San Francisco vs. Los Angeles:

I like San Francisco, as they are very solid on the top three boards, by which I mean I think they will be pressing to win up there and are likely to draw where they fail to win. But I don't like them so much as to pick them to advance in the face of the draw odds they are giving. If anybody is keeping score, I pick San Francisco to win the match, because that seems the likeliest among the three (SF wins, drawn match, LA wins) outcomes, but I pick LA to advance, because I like having two chances out of three.

Philadelphia vs. Manhattan:

I like Manhattan's lineup a little better. Of course, as I rationalized above, there is the draw odds and the two-chances-in-three thing, but if that feels like wimping out to me, it must look positively despicable to you. Manhattan to win, then.

New York vs. Boston:

Ok, I think I can finesse this one. I favor New York slightly based on the lineups, and they do have draw odds. When you have draw odds, the other team has to go overboard trying to win, and so they lose more often than they would normally. So, I pick New York to win and advance.

Wednesday, November 2, 2011

Week Ten, part two

New Jersey vs. Boston:

I apologize to that portion of my readership who are not familiar with 1970's Australian comic strips, as they have no real chance to understand this one. But I am trying to grow my brand and who knows, maybe next time YOUR niche interest will be represented.

I thought of asterisking "bonker" to the effect that it is not in my dictionary, so it is not going to be the answer word. But even if it happens to be in your dictionary, you might guess (correctly) that I would not have spelt it all out if I meant it to be the answer word, except perhaps on April Fool's Day, but one of the unfortunate things about this league is the lack of opportunity for April Fool's gags.

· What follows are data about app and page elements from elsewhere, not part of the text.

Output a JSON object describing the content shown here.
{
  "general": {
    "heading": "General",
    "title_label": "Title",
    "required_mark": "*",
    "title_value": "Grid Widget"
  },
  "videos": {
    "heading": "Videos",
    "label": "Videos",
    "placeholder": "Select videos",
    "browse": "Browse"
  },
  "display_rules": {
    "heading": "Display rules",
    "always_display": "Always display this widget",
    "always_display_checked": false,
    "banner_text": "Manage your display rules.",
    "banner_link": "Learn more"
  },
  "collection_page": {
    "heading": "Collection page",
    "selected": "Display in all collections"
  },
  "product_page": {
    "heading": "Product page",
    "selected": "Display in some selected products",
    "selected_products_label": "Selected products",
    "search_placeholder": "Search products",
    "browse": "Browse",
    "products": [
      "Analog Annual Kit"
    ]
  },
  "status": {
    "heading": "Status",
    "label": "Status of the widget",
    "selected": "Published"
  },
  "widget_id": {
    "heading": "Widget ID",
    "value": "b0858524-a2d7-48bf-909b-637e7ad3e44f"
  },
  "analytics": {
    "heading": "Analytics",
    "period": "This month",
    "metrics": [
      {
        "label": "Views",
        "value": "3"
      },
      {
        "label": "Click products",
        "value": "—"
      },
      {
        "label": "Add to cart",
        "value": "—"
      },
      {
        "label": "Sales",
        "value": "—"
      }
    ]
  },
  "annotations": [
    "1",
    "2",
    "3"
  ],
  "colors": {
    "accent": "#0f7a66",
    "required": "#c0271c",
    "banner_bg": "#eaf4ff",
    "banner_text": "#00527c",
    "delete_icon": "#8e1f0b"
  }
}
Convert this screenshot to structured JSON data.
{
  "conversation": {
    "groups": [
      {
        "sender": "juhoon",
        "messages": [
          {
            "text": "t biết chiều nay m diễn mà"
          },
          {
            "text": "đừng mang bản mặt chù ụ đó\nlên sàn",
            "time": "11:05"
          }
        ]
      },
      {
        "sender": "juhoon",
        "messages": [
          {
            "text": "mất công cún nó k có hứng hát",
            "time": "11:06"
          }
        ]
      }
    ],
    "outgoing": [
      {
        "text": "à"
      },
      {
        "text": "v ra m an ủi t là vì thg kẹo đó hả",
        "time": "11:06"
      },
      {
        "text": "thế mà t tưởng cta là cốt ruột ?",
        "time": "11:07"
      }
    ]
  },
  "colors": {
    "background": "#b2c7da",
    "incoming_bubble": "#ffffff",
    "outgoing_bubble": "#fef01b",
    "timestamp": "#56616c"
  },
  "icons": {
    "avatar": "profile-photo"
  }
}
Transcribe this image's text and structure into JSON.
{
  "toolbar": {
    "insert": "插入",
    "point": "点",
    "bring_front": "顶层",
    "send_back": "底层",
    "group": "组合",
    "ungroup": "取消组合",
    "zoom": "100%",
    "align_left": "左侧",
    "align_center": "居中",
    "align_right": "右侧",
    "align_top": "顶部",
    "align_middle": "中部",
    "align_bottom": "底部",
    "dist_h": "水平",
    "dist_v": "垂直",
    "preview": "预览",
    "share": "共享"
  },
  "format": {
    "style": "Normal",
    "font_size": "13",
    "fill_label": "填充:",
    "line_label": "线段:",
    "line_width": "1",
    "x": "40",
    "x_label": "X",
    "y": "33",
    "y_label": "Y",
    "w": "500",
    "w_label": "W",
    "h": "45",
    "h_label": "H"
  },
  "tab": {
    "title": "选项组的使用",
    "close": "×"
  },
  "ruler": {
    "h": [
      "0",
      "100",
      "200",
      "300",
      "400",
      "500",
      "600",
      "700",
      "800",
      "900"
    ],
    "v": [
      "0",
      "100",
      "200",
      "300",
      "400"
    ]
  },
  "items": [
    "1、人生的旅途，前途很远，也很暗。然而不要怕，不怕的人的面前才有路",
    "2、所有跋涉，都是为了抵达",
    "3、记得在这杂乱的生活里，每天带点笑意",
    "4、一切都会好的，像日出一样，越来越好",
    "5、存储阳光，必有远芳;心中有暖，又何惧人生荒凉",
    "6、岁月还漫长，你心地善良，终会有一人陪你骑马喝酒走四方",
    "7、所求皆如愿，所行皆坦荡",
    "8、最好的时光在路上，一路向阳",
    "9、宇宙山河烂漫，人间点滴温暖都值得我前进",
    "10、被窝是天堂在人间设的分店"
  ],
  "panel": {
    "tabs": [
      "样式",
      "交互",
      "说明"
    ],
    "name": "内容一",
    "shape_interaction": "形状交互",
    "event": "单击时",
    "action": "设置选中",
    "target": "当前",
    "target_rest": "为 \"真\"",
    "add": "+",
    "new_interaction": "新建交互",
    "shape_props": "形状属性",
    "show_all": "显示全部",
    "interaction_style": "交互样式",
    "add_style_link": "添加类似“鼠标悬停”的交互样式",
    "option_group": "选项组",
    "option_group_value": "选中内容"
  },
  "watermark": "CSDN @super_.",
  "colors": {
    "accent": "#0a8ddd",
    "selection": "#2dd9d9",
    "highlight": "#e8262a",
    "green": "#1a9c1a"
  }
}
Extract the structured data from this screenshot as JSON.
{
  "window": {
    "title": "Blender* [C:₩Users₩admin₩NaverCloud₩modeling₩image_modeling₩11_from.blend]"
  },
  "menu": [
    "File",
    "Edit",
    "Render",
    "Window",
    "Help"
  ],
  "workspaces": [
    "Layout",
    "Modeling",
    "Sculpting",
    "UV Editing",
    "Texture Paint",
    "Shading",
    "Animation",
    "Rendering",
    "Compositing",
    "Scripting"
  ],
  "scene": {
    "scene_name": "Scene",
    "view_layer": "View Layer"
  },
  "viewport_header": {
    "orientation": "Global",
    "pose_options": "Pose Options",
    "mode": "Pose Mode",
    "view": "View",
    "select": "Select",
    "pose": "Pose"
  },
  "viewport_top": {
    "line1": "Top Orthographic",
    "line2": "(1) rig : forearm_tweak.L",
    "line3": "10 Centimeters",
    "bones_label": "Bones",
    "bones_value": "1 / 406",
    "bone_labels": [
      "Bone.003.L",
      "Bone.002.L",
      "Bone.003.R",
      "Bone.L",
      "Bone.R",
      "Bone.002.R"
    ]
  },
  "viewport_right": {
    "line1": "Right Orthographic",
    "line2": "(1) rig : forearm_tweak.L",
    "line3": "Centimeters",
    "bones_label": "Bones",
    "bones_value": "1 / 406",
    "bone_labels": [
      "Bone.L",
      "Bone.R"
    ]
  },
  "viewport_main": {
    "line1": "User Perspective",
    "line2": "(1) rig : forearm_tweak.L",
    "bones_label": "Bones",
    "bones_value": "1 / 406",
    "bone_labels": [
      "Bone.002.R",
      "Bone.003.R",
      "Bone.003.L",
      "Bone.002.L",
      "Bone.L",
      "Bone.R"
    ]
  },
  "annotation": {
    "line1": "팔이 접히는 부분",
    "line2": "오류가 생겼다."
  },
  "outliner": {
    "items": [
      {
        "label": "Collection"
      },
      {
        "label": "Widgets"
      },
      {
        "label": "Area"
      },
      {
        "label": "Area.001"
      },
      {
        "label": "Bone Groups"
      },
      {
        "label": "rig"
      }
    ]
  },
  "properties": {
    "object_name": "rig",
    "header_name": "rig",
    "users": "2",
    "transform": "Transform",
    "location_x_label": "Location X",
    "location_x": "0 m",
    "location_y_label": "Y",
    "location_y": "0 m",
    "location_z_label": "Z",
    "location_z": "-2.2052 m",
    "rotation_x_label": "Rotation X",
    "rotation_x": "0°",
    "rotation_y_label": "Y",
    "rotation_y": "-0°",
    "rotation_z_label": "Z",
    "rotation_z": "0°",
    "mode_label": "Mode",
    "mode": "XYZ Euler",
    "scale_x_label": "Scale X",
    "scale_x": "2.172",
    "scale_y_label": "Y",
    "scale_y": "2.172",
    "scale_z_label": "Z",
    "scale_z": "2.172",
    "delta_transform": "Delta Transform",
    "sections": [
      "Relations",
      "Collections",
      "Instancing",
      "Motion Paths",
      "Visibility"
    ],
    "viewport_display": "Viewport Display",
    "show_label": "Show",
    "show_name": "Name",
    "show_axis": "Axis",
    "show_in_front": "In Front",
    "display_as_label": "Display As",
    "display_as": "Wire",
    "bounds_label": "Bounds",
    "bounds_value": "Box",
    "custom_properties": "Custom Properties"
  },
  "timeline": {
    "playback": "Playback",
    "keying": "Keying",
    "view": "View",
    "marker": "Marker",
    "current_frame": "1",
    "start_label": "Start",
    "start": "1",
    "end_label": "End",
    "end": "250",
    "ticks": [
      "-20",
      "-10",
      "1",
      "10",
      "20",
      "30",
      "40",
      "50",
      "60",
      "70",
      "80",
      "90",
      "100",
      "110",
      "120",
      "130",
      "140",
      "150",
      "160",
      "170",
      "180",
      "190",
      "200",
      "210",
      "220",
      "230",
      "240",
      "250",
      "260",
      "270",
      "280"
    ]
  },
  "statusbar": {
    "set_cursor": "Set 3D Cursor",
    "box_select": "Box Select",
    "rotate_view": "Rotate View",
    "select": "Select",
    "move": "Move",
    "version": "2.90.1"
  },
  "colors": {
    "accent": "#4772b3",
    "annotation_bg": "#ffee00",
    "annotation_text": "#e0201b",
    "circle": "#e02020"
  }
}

Anyway, New Jersey to win, which will be sad for Boston if it happens, but of course maybe it won't.

New York vs. Philadelphia:

Although any type of normal outcome works out well for Philly, I predict the particular one where they win the match.

Carolina vs. Manhattan:

Manhattan is in the annoying situation of having good tiebreaks, but still possibly needing to win their match. It almost makes one say, "why bother?". But they are a young team, have probably not been beaten down too much by life yet, and I think they will find the strength to continue and prevail.

Baltimore vs. New England:

The defending leaguce champs do not control their own destiny, but as clever sportswriters are fond of pointing out, nobody "controls" his destiny, because then it isn't "destiny". I pick New England to win and then get lucky somewhere, but remember that I'm right even if I'm only half right.

Btw, we had a real live "Nor'easter" in the Northeast this past week, which did worse damage to places that didn't really get damaged than Irene. Many branches down, even without much wind. Apparently this was because snow + leaves = too much weight for the branches to support. Additionally, this storm did not disprove global warming.